*** The input ***

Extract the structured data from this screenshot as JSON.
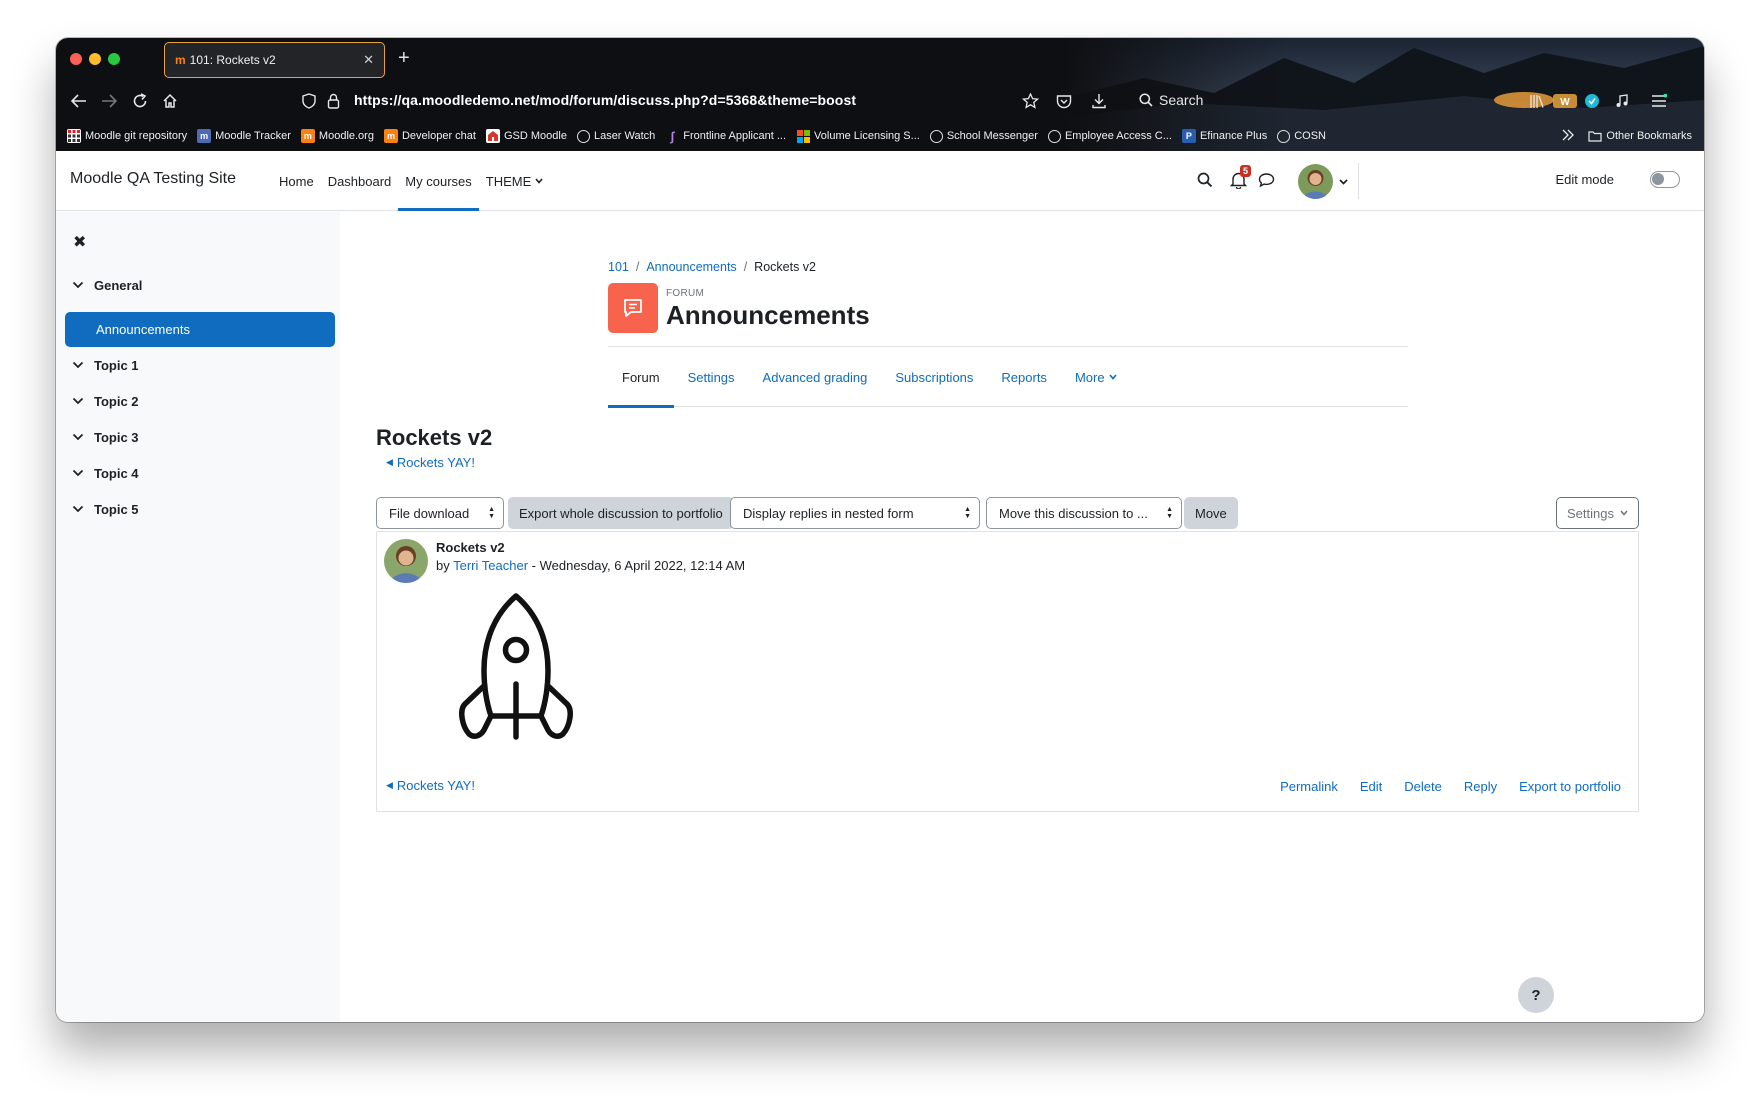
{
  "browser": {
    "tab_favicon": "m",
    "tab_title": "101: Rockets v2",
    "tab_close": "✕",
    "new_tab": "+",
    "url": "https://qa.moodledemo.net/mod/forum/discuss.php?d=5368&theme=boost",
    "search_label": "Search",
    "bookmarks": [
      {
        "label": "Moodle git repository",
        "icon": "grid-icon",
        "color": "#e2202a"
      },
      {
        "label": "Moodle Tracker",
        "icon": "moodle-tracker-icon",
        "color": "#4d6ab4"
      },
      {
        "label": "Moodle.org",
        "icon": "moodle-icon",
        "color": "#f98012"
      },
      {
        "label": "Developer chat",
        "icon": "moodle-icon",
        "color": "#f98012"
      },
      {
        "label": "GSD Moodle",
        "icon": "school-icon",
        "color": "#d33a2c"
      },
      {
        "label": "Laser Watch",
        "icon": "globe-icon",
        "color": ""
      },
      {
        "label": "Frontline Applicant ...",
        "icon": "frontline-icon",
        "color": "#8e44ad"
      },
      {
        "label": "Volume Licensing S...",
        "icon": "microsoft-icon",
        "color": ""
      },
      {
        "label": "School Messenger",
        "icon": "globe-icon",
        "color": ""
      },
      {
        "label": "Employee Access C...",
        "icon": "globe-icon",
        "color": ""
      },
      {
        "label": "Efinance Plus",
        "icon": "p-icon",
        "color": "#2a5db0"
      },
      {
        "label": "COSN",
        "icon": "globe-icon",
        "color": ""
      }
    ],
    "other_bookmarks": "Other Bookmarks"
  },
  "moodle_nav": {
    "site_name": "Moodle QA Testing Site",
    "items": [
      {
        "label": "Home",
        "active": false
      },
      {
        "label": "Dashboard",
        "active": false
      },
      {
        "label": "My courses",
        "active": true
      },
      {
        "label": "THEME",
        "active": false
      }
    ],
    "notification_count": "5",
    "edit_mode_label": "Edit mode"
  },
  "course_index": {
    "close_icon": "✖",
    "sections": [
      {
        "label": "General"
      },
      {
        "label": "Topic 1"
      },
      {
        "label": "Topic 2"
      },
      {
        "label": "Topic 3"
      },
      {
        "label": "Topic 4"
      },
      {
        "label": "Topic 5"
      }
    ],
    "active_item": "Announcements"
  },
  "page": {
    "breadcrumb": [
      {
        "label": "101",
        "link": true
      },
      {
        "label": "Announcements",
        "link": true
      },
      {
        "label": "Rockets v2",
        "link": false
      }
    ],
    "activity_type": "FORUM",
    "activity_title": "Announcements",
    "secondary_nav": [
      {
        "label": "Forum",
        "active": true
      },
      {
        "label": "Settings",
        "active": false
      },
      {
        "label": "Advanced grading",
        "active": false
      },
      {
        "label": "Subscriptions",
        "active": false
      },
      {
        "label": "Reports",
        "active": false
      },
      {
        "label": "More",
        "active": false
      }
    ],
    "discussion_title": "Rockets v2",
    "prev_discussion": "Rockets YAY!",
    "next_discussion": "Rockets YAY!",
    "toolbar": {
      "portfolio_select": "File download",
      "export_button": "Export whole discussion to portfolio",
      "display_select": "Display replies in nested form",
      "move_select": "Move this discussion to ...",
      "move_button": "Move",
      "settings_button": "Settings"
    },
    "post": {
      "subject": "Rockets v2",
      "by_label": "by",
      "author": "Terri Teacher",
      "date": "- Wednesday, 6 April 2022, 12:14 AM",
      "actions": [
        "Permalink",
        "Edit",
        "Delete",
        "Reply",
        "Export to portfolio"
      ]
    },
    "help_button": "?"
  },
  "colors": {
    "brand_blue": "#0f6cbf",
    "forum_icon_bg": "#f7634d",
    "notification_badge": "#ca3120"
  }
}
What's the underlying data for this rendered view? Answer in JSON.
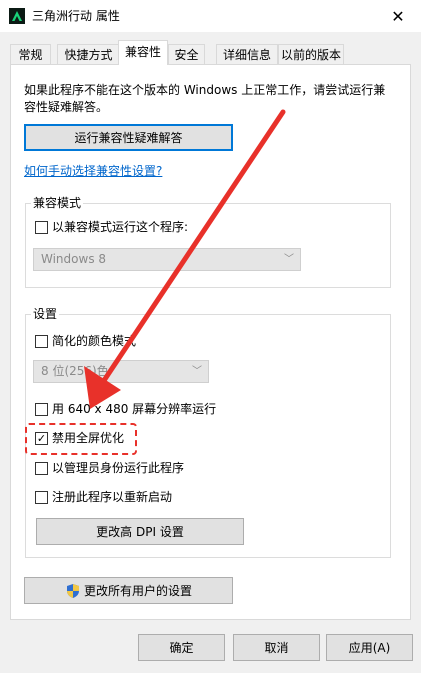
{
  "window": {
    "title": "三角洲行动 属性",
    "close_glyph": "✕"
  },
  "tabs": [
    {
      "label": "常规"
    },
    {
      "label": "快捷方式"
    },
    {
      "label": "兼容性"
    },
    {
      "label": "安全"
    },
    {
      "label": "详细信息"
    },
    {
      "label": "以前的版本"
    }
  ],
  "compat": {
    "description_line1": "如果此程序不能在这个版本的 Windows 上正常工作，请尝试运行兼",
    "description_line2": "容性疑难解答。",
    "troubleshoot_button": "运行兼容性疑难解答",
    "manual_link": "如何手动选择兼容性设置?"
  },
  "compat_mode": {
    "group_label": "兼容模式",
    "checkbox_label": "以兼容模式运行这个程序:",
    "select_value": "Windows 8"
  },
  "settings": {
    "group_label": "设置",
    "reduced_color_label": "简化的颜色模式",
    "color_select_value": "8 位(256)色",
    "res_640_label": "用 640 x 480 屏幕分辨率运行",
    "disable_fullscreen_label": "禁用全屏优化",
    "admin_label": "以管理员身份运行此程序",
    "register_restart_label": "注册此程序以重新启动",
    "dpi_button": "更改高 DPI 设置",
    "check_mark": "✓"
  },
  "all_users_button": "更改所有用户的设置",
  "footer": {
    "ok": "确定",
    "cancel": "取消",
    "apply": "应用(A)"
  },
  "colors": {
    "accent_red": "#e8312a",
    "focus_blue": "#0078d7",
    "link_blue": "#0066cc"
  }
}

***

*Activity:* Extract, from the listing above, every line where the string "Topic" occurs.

*Answer area:*
        "label": "Topic 1"
        "label": "Topic 2"
        "label": "Topic 3"
        "label": "Topic 4"
        "label": "Topic 5"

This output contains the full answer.